I just recently wrote an article in PFP for the May on how to save money during hard economic times, both for the employer and employee (Click here to read>>). What I realized was it is very difficult for a trainer to help a company save money. What I realized after the article was written was a few things we career trainers could do to help a company make more money.
We have been around long enough to have seen it all. Trainers come and go, clients come and go, sales people come and go, and health clubs, unfortunately, come and go. I want to offer two suggestions to my long-term training warriors to help ensure your club does not fall into the above mentioned ranks of the “come and go”:
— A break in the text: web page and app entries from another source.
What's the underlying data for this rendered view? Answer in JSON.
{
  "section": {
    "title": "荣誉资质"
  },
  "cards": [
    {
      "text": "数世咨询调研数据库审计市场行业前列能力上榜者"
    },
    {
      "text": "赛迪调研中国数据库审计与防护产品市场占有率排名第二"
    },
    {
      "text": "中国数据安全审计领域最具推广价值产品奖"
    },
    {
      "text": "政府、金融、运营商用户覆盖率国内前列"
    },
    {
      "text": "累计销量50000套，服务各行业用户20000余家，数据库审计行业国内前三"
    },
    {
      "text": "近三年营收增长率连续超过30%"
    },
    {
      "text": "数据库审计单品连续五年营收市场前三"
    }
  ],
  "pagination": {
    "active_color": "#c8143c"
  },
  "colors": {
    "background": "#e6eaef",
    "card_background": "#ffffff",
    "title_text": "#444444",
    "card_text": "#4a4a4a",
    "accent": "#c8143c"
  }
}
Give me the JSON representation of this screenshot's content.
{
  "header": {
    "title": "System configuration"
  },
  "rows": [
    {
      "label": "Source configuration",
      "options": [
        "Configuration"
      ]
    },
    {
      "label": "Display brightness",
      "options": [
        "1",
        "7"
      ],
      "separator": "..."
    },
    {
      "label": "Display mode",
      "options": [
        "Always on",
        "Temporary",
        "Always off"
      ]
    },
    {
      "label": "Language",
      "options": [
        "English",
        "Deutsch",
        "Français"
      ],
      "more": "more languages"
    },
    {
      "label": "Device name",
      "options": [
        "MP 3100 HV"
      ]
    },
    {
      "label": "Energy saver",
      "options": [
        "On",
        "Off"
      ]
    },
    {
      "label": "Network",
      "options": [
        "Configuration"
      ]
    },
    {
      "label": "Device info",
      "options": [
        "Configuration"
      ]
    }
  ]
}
Duplicate yourself! It is easy to sit back from the cardio area and survey the fitness floor we subconsciously refer to as “our home.” It is also easy to watch some of the rookie trainers make common rookie mistakes. My question is: What does that do to benefit your club or the reputation of your department? The answer is, it doesn’t! In fact, it only damages the two and allows the burden of economics to tighten a little easier. If we took some of the new trainers under our wing, taught them what we already know, help them avoid the common pitfalls, then we bring more value to what we can offer as an employee and as a department.
Sell beyond your schedule. Just because you are booked and don’t have any slots left doesn’t mean you cannot still sell and hand over sessions to another trainer to work with. I know the immediate reaction: NO WAY! The truth is that we are the tenured upper classmen. We know what it takes to close a package and get a client. Use that knowledge to not only grow your department, but to pay it forward, if you will. It is up to the career trainer to help ensure the club will continue to be able to operate and have a place to continue to have a career!
Duplicating yourself and helping sell training for other trainers will not only show your employer that you are a team player and looking out for the well-being of the club, but it will also establish you as a leader in your department and help you earn the respect that goes along with being a career professional.

Follow  

What is your average annual income for your fitness-related work/business?